Religion in Finnish Newspapers 1946–2018


  • Teemu Taira University of Helsinki



religion, newspaper, media, Helsingin Sanomat, Finland, the Lutheran Church, diversity, secularism, quantitative content analysis


This article examines religion in Finnish newspapers, arguing that
religion-related discourses have changed from one of Lutheran dominance to one of diversity. The main data consists of a longitudinal
sample (1946–2016) of the most popular Finnish newspaper, Helsingin
Sanomat, and especially of its editorials and readers’ letters. Additional
data covers a wider variety of newspapers from the 1990s to 2018. The
data is analysed using quantitative content analysis and a discursive
approach. It will be suggested that it is possible to discuss diversity
both as an emergent discourse and a theme in the Finnish media since
the mid-1990s, thereby overcoming earlier frameworks that took Lutheranism for granted or gave it a special role in the private sphere.
The analysis shows that these shifts do not provide clear support for
the idea that newspapers and journalism are anti-religious; rather, it
suggests that they may be understood as having a ‘liberalizing’ effect,
especially when religious values are not seen as compatible with those
of journalists and newspapers.

Author Biography

Teemu Taira, University of Helsinki

TEEMU TAIRA is Senior Lecturer in Study of Religion, University of Helsinki




How to Cite
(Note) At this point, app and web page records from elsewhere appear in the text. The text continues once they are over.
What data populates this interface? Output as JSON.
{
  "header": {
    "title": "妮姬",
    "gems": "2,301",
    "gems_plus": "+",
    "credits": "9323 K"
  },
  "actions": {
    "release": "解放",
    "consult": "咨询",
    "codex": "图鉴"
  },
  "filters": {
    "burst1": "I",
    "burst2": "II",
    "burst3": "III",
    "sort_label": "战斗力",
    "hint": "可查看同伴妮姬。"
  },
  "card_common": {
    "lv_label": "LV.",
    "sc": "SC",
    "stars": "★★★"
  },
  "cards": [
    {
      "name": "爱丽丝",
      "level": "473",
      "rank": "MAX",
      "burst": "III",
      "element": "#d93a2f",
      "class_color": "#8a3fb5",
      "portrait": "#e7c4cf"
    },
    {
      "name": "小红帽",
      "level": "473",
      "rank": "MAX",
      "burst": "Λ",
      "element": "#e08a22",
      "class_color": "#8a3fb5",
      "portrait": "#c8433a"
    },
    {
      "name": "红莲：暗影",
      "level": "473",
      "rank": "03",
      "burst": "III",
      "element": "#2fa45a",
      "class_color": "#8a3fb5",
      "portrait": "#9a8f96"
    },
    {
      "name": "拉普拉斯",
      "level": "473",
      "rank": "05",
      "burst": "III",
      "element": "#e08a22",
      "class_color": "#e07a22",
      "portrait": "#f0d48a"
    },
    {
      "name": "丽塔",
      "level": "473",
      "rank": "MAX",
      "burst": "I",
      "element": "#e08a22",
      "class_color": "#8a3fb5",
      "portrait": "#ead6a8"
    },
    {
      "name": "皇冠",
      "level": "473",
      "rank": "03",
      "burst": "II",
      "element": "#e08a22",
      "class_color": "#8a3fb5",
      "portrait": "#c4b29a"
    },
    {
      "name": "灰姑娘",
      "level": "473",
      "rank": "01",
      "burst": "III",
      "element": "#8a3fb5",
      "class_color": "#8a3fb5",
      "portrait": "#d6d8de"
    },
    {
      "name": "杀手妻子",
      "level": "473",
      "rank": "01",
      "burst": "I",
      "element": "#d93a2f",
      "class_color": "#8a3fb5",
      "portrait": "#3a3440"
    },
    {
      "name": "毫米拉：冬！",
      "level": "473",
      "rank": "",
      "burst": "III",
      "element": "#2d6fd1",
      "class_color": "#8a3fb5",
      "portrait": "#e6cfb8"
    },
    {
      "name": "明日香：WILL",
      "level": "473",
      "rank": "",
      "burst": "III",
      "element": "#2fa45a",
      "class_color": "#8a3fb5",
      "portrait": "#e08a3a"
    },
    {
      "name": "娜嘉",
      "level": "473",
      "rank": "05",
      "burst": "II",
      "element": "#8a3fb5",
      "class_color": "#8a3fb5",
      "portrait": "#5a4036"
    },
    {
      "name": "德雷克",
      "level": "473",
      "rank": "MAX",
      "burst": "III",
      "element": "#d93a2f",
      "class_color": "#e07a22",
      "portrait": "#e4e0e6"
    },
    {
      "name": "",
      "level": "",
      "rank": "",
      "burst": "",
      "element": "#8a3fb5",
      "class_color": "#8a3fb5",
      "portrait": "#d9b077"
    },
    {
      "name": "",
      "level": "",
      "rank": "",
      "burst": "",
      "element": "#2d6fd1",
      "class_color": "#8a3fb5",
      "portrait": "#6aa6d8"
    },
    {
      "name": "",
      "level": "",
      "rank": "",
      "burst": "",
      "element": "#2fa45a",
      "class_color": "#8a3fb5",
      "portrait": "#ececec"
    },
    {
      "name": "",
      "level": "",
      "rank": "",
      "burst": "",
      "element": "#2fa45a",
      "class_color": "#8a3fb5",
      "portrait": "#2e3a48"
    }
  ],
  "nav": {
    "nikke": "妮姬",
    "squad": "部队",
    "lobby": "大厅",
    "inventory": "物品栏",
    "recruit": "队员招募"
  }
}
Taira, T. (2019). From Lutheran Dominance to Diversity: Religion in Finnish Newspapers 1946–2018. Temenos - Nordic Journal for the Study of Religion, 55(2), 225–47.